# [THE PROBLEM]
The records below must be duplicated exactly, character for character.

☆ ☆ ☆ ☆ ☆ ☆ ☆

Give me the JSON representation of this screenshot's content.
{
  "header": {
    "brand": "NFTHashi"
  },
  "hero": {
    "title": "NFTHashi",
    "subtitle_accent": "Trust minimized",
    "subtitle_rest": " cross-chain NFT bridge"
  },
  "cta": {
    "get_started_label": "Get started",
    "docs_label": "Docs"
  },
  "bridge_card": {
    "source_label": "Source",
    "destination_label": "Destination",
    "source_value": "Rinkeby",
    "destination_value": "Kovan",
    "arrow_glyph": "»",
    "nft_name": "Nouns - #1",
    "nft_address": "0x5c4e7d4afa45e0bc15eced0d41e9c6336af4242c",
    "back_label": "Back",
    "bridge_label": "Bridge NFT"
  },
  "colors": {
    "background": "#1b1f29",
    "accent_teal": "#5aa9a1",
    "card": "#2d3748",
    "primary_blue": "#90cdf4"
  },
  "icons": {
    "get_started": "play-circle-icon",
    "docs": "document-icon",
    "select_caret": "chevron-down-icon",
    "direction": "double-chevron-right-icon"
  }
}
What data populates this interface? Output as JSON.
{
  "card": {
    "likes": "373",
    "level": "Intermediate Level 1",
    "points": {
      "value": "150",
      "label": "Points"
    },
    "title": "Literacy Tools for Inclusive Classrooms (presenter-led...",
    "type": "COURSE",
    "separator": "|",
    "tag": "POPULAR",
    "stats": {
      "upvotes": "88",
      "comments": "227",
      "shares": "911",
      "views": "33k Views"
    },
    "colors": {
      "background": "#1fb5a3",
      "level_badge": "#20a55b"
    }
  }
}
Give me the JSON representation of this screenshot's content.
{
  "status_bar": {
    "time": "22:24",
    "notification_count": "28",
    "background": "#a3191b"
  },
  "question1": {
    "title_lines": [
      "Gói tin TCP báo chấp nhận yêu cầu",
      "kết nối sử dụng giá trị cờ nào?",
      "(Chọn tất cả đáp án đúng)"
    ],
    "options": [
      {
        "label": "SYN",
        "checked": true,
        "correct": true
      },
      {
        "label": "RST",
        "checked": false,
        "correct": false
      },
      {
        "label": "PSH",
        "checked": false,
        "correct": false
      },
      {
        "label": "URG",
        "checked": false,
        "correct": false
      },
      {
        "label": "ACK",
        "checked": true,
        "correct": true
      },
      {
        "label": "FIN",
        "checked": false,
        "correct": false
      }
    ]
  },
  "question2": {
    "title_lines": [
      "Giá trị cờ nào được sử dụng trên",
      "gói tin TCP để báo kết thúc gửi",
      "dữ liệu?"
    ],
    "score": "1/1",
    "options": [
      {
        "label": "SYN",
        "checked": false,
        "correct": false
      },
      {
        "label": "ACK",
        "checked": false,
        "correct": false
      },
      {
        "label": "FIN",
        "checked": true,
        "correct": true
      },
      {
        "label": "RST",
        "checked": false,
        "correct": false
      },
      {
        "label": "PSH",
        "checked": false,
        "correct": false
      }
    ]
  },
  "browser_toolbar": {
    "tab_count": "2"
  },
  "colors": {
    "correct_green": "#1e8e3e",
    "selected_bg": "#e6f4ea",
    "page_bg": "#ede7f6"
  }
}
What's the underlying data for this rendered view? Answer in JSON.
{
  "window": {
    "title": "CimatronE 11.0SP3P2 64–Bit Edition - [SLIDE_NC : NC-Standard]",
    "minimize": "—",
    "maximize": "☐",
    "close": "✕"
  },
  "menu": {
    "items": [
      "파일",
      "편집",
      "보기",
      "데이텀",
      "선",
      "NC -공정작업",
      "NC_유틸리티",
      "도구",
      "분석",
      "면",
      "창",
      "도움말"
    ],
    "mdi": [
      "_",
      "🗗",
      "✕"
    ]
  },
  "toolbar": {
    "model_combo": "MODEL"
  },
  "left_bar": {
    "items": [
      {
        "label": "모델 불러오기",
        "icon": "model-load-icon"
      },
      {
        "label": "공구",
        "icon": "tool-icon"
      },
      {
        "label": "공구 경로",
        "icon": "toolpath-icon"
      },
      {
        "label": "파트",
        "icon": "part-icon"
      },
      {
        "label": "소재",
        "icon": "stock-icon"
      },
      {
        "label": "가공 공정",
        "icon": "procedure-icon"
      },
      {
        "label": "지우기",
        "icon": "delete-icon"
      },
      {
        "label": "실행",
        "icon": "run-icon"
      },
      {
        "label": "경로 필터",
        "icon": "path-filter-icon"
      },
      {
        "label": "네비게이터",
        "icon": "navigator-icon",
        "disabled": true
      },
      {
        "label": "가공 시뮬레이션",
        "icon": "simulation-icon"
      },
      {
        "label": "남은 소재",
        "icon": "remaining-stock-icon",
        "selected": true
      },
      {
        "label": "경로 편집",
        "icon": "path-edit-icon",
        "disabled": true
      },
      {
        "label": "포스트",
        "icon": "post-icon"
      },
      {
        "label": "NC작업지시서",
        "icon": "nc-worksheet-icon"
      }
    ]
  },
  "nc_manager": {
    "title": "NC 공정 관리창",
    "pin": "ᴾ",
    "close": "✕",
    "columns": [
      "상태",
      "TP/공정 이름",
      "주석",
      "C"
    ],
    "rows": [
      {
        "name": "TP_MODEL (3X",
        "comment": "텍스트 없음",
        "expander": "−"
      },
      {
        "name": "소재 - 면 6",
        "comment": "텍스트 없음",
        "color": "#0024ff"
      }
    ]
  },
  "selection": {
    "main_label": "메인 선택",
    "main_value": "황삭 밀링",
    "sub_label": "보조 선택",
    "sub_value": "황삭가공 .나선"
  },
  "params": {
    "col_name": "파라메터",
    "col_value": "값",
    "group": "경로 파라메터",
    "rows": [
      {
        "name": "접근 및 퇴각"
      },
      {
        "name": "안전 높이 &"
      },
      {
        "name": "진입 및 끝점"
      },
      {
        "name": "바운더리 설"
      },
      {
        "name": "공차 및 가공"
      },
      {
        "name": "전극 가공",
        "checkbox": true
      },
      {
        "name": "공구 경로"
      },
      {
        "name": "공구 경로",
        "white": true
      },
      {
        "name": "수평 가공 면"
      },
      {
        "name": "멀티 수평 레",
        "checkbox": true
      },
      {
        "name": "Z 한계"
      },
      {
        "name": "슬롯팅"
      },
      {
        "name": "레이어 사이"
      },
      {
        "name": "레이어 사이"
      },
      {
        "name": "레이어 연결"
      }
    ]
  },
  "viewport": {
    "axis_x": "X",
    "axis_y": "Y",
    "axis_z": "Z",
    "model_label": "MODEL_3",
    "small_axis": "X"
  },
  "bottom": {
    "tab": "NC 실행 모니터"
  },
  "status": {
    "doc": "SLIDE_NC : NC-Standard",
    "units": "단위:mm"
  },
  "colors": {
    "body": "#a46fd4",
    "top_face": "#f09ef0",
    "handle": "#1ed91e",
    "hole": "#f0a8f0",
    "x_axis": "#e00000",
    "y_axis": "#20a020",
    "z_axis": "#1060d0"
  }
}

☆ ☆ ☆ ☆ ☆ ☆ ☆

# [RESPONSE BOX]
Give me the JSON representation of this screenshot's content.
{
  "header": {
    "brand": "NFTHashi"
  },
  "hero": {
    "title": "NFTHashi",
    "subtitle_accent": "Trust minimized",
    "subtitle_rest": " cross-chain NFT bridge"
  },
  "cta": {
    "get_started_label": "Get started",
    "docs_label": "Docs"
  },
  "bridge_card": {
    "source_label": "Source",
    "destination_label": "Destination",
    "source_value": "Rinkeby",
    "destination_value": "Kovan",
    "arrow_glyph": "»",
    "nft_name": "Nouns - #1",
    "nft_address": "0x5c4e7d4afa45e0bc15eced0d41e9c6336af4242c",
    "back_label": "Back",
    "bridge_label": "Bridge NFT"
  },
  "colors": {
    "background": "#1b1f29",
    "accent_teal": "#5aa9a1",
    "card": "#2d3748",
    "primary_blue": "#90cdf4"
  },
  "icons": {
    "get_started": "play-circle-icon",
    "docs": "document-icon",
    "select_caret": "chevron-down-icon",
    "direction": "double-chevron-right-icon"
  }
}
What data populates this interface? Output as JSON.
{
  "card": {
    "likes": "373",
    "level": "Intermediate Level 1",
    "points": {
      "value": "150",
      "label": "Points"
    },
    "title": "Literacy Tools for Inclusive Classrooms (presenter-led...",
    "type": "COURSE",
    "separator": "|",
    "tag": "POPULAR",
    "stats": {
      "upvotes": "88",
      "comments": "227",
      "shares": "911",
      "views": "33k Views"
    },
    "colors": {
      "background": "#1fb5a3",
      "level_badge": "#20a55b"
    }
  }
}
Give me the JSON representation of this screenshot's content.
{
  "status_bar": {
    "time": "22:24",
    "notification_count": "28",
    "background": "#a3191b"
  },
  "question1": {
    "title_lines": [
      "Gói tin TCP báo chấp nhận yêu cầu",
      "kết nối sử dụng giá trị cờ nào?",
      "(Chọn tất cả đáp án đúng)"
    ],
    "options": [
      {
        "label": "SYN",
        "checked": true,
        "correct": true
      },
      {
        "label": "RST",
        "checked": false,
        "correct": false
      },
      {
        "label": "PSH",
        "checked": false,
        "correct": false
      },
      {
        "label": "URG",
        "checked": false,
        "correct": false
      },
      {
        "label": "ACK",
        "checked": true,
        "correct": true
      },
      {
        "label": "FIN",
        "checked": false,
        "correct": false
      }
    ]
  },
  "question2": {
    "title_lines": [
      "Giá trị cờ nào được sử dụng trên",
      "gói tin TCP để báo kết thúc gửi",
      "dữ liệu?"
    ],
    "score": "1/1",
    "options": [
      {
        "label": "SYN",
        "checked": false,
        "correct": false
      },
      {
        "label": "ACK",
        "checked": false,
        "correct": false
      },
      {
        "label": "FIN",
        "checked": true,
        "correct": true
      },
      {
        "label": "RST",
        "checked": false,
        "correct": false
      },
      {
        "label": "PSH",
        "checked": false,
        "correct": false
      }
    ]
  },
  "browser_toolbar": {
    "tab_count": "2"
  },
  "colors": {
    "correct_green": "#1e8e3e",
    "selected_bg": "#e6f4ea",
    "page_bg": "#ede7f6"
  }
}
What's the underlying data for this rendered view? Answer in JSON.
{
  "window": {
    "title": "CimatronE 11.0SP3P2 64–Bit Edition - [SLIDE_NC : NC-Standard]",
    "minimize": "—",
    "maximize": "☐",
    "close": "✕"
  },
  "menu": {
    "items": [
      "파일",
      "편집",
      "보기",
      "데이텀",
      "선",
      "NC -공정작업",
      "NC_유틸리티",
      "도구",
      "분석",
      "면",
      "창",
      "도움말"
    ],
    "mdi": [
      "_",
      "🗗",
      "✕"
    ]
  },
  "toolbar": {
    "model_combo": "MODEL"
  },
  "left_bar": {
    "items": [
      {
        "label": "모델 불러오기",
        "icon": "model-load-icon"
      },
      {
        "label": "공구",
        "icon": "tool-icon"
      },
      {
        "label": "공구 경로",
        "icon": "toolpath-icon"
      },
      {
        "label": "파트",
        "icon": "part-icon"
      },
      {
        "label": "소재",
        "icon": "stock-icon"
      },
      {
        "label": "가공 공정",
        "icon": "procedure-icon"
      },
      {
        "label": "지우기",
        "icon": "delete-icon"
      },
      {
        "label": "실행",
        "icon": "run-icon"
      },
      {
        "label": "경로 필터",
        "icon": "path-filter-icon"
      },
      {
        "label": "네비게이터",
        "icon": "navigator-icon",
        "disabled": true
      },
      {
        "label": "가공 시뮬레이션",
        "icon": "simulation-icon"
      },
      {
        "label": "남은 소재",
        "icon": "remaining-stock-icon",
        "selected": true
      },
      {
        "label": "경로 편집",
        "icon": "path-edit-icon",
        "disabled": true
      },
      {
        "label": "포스트",
        "icon": "post-icon"
      },
      {
        "label": "NC작업지시서",
        "icon": "nc-worksheet-icon"
      }
    ]
  },
  "nc_manager": {
    "title": "NC 공정 관리창",
    "pin": "ᴾ",
    "close": "✕",
    "columns": [
      "상태",
      "TP/공정 이름",
      "주석",
      "C"
    ],
    "rows": [
      {
        "name": "TP_MODEL (3X",
        "comment": "텍스트 없음",
        "expander": "−"
      },
      {
        "name": "소재 - 면 6",
        "comment": "텍스트 없음",
        "color": "#0024ff"
      }
    ]
  },
  "selection": {
    "main_label": "메인 선택",
    "main_value": "황삭 밀링",
    "sub_label": "보조 선택",
    "sub_value": "황삭가공 .나선"
  },
  "params": {
    "col_name": "파라메터",
    "col_value": "값",
    "group": "경로 파라메터",
    "rows": [
      {
        "name": "접근 및 퇴각"
      },
      {
        "name": "안전 높이 &"
      },
      {
        "name": "진입 및 끝점"
      },
      {
        "name": "바운더리 설"
      },
      {
        "name": "공차 및 가공"
      },
      {
        "name": "전극 가공",
        "checkbox": true
      },
      {
        "name": "공구 경로"
      },
      {
        "name": "공구 경로",
        "white": true
      },
      {
        "name": "수평 가공 면"
      },
      {
        "name": "멀티 수평 레",
        "checkbox": true
      },
      {
        "name": "Z 한계"
      },
      {
        "name": "슬롯팅"
      },
      {
        "name": "레이어 사이"
      },
      {
        "name": "레이어 사이"
      },
      {
        "name": "레이어 연결"
      }
    ]
  },
  "viewport": {
    "axis_x": "X",
    "axis_y": "Y",
    "axis_z": "Z",
    "model_label": "MODEL_3",
    "small_axis": "X"
  },
  "bottom": {
    "tab": "NC 실행 모니터"
  },
  "status": {
    "doc": "SLIDE_NC : NC-Standard",
    "units": "단위:mm"
  },
  "colors": {
    "body": "#a46fd4",
    "top_face": "#f09ef0",
    "handle": "#1ed91e",
    "hole": "#f0a8f0",
    "x_axis": "#e00000",
    "y_axis": "#20a020",
    "z_axis": "#1060d0"
  }
}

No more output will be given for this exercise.